“Our heartfelt thanks go to the Reny and Epstein families, who selflessly decided to turn their personal tragedy into a story of hope and perseverance,” said BWH President Betsy Nabel, MD.

Directed by Mitchel B. Harris, MD—who was a key member of Gillian’s care team—the center brings together physician-scientists from various disciplines to develop new ideas that will transform care for millions who suffer traumatic injuries each year. Already, contributions have fueled research and fellowships in areas including limb reconstruction, advanced stem cell technology, and orthopaedic and plastic surgery.

Matthew J. Carty, MD, director of BWH’s Lower Limb Extremity Program, used Stepping Strong funding to develop a first-of-its-kind amputation procedure to restore limb function and diminish pain. Last summer, Carty performed the procedure on Jim Ewing—who fell 50 feet in a rock climbing accident and severely damaged his left leg. The procedure will allow Ewing to test a robotic prosthetic that interacts with the nervous system, allowing him to move and feel sensation similar to a natural limb.
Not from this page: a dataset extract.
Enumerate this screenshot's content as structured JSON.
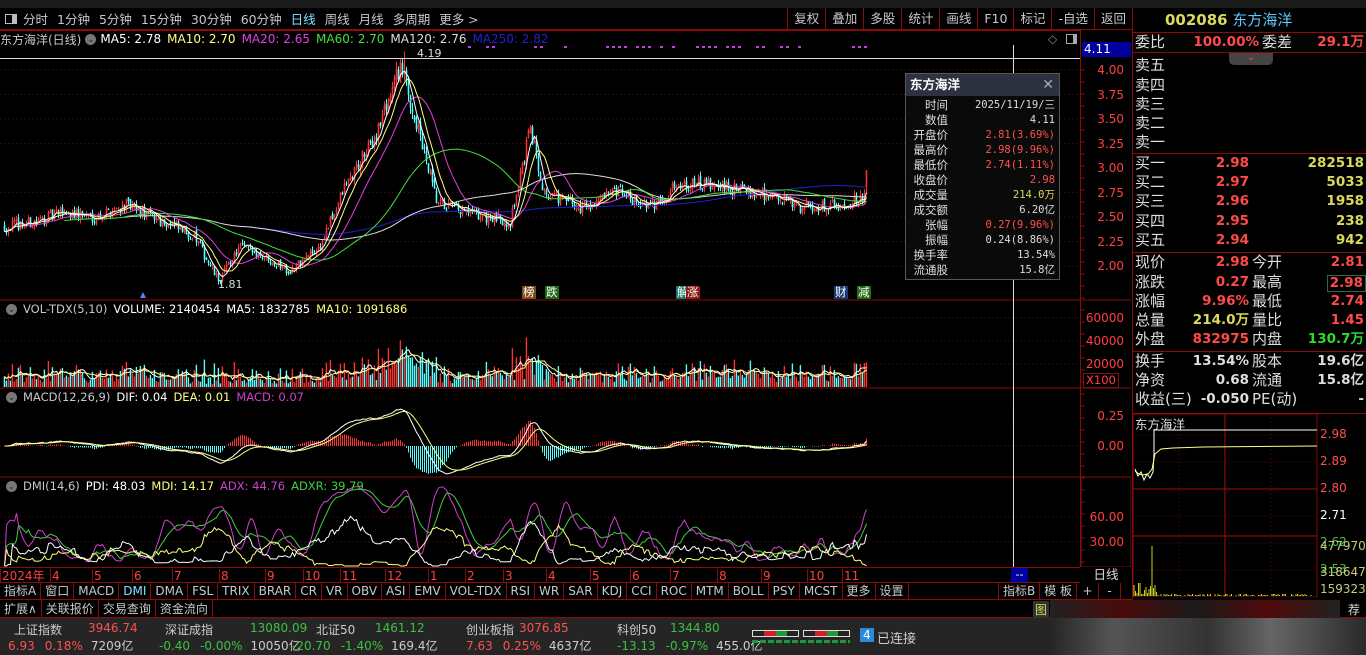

According to Audrey, “It is almost beyond words to see our family’s vision turn into hope for Jim. We are confident that he is just the first of many trauma patients who will benefit from future Stepping Strong innovations.”